What is the church? It is a question that comes up more frequently these days amid technological and cultural shifts. Amazingly, Martin Luther actually wrestled with that same question 500 years ago. And thankfully for us, Martin Luther expressed what a church is by writing down what he called the seven visible marks of the church:
- The Word of God
- Holy Communion
- The Office of the Keys (Confession and Absolution)
- Called ministers
- Prayer, public praise and thanksgiving to God
- Bearing suffering patiently
Luther called these the seven principal parts of Christian sanctification or the seven holy possessions of the church.
I like that concept of all of these being “holy possessions.” We can so often take for granted the fact that we pray and read Scripture and have the opportunity to confess our sins with other people of God in church. But these are privileges and blessings and sacred activities that God has graciously put into our possession.
We need to treat these seven visible marks with care and reverence. They are the outward manifestations of what God has done for us in Christ and they are the window to all the world of the nature of our God.
Through these marks, we as the church tell the world that God wants to talk to us and listen to us. God wants to make us his children. God wants to forgive us. God wants to shepherd us through life through his under shepherds. God wants to celebrate and sorrow with us.

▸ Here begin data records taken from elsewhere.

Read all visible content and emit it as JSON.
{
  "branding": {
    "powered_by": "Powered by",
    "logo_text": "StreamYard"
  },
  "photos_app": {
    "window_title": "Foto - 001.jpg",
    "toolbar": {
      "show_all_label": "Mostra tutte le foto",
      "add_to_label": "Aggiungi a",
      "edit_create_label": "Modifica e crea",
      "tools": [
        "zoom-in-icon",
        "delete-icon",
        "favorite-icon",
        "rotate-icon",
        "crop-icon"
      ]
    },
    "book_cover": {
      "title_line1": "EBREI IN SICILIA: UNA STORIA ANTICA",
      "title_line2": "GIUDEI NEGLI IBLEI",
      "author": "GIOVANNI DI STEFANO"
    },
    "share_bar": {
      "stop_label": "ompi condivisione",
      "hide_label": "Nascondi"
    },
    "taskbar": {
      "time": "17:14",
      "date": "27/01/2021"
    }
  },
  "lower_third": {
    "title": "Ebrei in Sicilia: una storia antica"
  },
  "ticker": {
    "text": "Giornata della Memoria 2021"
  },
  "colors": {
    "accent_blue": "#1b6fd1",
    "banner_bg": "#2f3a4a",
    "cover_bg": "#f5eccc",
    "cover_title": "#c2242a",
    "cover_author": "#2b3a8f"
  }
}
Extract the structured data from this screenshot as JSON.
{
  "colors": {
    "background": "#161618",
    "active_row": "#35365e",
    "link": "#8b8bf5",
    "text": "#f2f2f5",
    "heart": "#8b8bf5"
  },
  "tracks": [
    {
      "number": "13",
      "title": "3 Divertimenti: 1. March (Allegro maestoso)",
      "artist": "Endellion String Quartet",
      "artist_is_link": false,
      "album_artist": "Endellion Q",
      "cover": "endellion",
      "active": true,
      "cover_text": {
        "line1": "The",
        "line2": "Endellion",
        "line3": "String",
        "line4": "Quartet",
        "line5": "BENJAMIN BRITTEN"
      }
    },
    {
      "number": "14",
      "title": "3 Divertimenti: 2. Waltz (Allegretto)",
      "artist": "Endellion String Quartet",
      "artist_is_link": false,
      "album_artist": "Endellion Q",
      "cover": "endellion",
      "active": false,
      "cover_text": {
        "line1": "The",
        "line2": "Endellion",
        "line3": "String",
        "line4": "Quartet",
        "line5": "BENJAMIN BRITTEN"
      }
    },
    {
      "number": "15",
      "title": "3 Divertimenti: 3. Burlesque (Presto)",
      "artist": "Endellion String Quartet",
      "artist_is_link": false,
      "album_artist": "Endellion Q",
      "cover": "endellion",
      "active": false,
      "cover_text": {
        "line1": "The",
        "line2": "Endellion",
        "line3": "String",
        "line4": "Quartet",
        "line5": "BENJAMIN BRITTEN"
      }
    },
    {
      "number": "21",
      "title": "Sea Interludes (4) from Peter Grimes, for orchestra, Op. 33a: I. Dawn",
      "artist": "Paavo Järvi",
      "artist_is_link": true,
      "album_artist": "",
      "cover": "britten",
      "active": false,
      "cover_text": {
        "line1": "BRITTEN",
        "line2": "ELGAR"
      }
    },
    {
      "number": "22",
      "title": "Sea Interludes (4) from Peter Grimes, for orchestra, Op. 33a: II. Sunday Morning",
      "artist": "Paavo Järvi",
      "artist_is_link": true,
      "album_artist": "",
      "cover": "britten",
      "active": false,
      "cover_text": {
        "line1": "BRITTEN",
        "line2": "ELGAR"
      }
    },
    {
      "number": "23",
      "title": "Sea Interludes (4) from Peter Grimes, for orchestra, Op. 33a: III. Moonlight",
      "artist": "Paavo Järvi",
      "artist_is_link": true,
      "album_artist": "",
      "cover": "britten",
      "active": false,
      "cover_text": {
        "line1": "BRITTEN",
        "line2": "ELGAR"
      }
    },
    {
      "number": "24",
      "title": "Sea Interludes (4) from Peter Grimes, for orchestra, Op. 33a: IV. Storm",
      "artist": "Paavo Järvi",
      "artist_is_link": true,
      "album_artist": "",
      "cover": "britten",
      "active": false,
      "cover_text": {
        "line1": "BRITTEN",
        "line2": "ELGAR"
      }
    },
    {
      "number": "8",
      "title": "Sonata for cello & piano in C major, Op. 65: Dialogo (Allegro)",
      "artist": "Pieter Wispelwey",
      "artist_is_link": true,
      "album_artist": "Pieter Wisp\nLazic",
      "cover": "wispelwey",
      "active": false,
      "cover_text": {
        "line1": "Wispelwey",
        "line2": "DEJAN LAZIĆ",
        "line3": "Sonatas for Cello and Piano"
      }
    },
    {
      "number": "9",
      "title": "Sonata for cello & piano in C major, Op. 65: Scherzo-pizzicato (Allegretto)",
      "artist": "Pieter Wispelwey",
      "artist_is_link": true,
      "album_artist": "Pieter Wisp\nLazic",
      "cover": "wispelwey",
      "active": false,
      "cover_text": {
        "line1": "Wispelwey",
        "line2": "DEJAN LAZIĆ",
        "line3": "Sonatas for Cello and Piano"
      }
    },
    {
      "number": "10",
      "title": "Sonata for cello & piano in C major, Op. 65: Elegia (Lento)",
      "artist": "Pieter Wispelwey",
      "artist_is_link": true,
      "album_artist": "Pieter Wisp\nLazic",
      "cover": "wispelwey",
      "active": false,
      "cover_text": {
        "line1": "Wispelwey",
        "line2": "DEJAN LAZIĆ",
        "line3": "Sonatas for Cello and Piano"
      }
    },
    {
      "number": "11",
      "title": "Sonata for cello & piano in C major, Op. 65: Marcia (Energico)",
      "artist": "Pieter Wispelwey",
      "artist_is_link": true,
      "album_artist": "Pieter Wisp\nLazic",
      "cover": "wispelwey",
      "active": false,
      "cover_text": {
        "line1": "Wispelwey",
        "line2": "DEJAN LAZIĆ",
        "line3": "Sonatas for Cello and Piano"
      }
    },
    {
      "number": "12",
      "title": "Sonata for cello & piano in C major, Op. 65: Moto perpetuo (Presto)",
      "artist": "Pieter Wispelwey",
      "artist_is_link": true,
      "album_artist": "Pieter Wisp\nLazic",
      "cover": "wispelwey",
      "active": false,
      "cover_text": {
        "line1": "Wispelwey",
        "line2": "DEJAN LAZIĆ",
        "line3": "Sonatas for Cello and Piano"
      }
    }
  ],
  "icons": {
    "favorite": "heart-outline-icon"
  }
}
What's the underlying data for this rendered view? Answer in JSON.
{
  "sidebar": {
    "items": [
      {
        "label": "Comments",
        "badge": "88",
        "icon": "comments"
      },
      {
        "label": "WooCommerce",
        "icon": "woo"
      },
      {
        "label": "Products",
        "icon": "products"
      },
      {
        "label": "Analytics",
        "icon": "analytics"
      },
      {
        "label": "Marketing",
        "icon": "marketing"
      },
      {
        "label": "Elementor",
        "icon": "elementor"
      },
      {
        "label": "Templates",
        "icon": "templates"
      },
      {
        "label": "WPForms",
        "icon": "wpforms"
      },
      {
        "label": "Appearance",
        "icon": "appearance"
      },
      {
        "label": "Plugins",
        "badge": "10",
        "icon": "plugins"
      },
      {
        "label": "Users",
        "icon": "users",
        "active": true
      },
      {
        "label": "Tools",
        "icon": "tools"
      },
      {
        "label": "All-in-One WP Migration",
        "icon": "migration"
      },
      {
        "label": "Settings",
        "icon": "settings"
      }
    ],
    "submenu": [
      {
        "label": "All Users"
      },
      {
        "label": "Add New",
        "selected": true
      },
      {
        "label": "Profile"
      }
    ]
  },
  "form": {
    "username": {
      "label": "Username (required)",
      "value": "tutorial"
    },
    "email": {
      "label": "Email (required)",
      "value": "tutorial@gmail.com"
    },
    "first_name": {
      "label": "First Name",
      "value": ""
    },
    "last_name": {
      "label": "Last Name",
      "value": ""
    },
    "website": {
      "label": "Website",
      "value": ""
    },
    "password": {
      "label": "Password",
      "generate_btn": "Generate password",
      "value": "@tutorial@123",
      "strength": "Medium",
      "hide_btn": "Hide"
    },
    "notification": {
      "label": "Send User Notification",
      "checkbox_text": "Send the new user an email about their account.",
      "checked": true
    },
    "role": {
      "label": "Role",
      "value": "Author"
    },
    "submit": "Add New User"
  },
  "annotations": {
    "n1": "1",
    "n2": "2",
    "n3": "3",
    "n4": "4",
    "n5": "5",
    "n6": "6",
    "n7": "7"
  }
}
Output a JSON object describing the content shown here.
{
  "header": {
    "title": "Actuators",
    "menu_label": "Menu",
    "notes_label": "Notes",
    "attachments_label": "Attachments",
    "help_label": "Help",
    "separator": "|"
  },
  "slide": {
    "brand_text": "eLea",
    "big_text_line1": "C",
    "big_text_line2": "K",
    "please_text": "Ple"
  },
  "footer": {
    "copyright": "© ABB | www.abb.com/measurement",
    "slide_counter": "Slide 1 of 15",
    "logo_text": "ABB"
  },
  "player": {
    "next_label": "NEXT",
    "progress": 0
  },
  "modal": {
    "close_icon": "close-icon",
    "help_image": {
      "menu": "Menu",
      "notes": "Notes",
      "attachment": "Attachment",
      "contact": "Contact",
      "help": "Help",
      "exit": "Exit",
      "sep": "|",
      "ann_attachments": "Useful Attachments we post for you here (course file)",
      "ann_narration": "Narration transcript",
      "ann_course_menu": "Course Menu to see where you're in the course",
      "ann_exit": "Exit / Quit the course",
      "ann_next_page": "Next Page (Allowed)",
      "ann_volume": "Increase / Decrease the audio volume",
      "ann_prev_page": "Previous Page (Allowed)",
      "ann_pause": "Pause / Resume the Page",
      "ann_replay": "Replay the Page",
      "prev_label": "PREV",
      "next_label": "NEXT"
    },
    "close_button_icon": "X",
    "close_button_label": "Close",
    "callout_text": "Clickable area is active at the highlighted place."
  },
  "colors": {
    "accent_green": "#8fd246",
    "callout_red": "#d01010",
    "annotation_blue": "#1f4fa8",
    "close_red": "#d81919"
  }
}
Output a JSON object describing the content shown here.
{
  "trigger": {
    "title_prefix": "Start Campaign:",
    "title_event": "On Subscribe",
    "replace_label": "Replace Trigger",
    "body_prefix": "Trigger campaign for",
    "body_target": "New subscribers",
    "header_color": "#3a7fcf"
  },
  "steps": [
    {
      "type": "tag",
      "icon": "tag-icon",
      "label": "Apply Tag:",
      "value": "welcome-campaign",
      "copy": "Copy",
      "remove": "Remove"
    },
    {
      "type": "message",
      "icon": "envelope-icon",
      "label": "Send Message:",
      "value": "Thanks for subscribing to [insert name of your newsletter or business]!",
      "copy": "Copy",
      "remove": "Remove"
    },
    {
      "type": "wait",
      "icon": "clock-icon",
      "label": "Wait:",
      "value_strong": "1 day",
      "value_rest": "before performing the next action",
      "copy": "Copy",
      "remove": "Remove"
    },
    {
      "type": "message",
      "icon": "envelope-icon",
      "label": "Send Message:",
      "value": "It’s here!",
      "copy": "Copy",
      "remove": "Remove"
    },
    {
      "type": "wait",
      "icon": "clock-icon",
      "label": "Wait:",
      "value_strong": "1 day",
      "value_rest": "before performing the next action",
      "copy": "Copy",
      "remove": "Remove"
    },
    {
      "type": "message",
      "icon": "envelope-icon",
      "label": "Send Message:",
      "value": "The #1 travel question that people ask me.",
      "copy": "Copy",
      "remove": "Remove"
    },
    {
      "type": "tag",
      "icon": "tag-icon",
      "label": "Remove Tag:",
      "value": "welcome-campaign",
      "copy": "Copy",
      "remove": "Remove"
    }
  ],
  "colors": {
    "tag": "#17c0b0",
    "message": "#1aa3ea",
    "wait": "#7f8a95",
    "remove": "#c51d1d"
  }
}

When we look at church in this light, we have a better grasp of what God had in mind for the energy and vitality of his people on earth behind the brick-and-mortar steepled structures.